In today's job market, job candidates and interviewees need to be prepared for rejection when applying for positions.
“Most of the time it seems impossible to find a job,” says Caroline Reidy, managing director of The HR Suite. “It can be quite an overwhelming process, and if you are getting rejection emails, or worse, being ghosted, it can very easily start to feel like you are never going to get a position.”
Reidy says that even if you do get an interview, many companies now require multiple rounds, which can make the whole process even more difficult.
The hardest thing about constant job rejections is the feeling of powerlessness that may keep expanding, says Peter Dudley, executive and life coach with Gray Bear Coaching LLC. “You work hard to show your best self, and then time and again, they pick someone else even when you may be overqualified for the job."
Dudley also says that today's job market is deceptive.

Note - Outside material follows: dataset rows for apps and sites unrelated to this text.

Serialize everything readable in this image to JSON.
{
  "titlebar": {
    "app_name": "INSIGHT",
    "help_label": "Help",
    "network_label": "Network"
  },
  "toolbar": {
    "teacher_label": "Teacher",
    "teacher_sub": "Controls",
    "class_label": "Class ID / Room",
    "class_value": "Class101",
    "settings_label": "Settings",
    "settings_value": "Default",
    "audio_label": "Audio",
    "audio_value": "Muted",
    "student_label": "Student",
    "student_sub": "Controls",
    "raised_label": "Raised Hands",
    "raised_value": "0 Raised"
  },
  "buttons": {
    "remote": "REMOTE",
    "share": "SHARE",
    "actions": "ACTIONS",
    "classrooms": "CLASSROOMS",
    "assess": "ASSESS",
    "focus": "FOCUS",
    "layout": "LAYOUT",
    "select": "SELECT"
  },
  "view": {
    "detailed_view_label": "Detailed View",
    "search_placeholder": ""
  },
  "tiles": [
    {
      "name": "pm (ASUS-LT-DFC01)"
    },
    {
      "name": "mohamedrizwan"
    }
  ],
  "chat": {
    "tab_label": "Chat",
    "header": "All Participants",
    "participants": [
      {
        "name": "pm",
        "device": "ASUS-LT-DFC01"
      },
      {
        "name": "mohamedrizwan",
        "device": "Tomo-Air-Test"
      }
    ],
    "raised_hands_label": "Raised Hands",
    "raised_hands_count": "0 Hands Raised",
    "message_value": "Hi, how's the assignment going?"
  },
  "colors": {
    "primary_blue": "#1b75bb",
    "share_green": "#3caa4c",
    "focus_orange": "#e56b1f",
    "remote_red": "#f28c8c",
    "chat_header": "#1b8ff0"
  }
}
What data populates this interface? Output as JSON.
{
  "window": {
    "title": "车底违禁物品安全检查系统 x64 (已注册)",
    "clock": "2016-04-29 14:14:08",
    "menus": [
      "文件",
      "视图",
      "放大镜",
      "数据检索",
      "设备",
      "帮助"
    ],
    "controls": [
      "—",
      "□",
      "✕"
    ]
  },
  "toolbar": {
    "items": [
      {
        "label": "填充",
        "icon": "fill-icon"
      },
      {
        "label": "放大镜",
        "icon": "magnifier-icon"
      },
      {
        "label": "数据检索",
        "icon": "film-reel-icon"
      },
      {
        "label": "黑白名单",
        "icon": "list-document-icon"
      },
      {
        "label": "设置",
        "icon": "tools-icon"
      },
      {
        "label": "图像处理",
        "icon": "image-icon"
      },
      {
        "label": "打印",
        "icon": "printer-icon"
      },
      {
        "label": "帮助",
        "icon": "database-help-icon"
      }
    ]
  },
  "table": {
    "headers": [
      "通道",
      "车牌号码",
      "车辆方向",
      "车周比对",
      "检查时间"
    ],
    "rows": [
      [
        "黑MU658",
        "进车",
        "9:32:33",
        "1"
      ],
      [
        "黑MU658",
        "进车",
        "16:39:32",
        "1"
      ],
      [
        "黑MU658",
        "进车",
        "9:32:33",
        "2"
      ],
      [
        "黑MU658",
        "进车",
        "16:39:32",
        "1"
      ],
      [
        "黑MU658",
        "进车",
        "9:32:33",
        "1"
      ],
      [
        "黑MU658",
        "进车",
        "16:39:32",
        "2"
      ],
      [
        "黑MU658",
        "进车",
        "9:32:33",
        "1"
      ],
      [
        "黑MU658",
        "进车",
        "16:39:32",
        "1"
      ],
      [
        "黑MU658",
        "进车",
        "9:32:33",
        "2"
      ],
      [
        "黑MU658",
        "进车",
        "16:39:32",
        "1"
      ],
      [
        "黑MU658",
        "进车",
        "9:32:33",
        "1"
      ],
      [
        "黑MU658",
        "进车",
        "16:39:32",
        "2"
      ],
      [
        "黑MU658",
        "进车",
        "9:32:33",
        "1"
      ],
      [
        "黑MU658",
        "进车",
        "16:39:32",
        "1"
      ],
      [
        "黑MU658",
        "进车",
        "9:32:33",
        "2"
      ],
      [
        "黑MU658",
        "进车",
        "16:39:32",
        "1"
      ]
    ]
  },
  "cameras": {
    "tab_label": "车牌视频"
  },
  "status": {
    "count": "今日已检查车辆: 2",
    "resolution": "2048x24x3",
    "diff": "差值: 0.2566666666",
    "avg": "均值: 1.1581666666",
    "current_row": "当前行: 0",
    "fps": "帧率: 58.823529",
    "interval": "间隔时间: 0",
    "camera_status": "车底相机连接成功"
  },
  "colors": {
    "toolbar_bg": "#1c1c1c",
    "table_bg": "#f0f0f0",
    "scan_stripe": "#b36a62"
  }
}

With a few clicks, you can find job listings anywhere around the globe, but so can candidates anywhere in the world. “The job you want is most likely flooded with hundreds – if not thousands – of applications, so the hiring manager may never even see yours,” he says. “More applications means more rejections.”
In light of this environment, job seekers can take proactive steps to deal with job rejection. “It really is just a case of pushing through,” Reidy says.
Here are six ways to manage repeatedly hearing “no” from employers without going under. These strategies can help you not only stop being discouraged by job rejection but also bounce back from job rejection more quickly.
Don't Take It Personally
It may be hard not to take rejection personally, but that's what you have to do to keep going,” Dudley says.
“To the company, it's not personal at all," Dudley says. "But to the applicant, it doesn't get more personal.”
Because of this, let yourself feel the sting for a moment, then let it go. He says, “It's impossible to move forward if you're dragging the weight of the last rejection along with you.”
Let Yourself Feel Down
It’s okay if rejection makes you feel deflated and exhausted with the whole process, Reidy says. “Understand that sadness is a normal and healthy emotion and an understandable reaction to rejection,” she says.
Instead of losing confidence or becoming self-destructive, Reidy advises rejected candidates to consider expressing their feelings. “Our self-esteem is harmed by rejection and having a good cry can help you feel better,” she says.
Treat Yourself to Something Uplifting
Balance out the bad news of not receiving a job offer with a positive experience to keep you moving forward, Reidy says. “Following each rejection, treat yourself to a night out or something nice to eat,” Reidy says. “It's OK to sit in your sadness, but it's important to pick yourself back up and try again and again.”
Full article @ https://money.usnews.com/money/blogs/outside-voices-careers/articles/ways-to-deal-with-job-rejection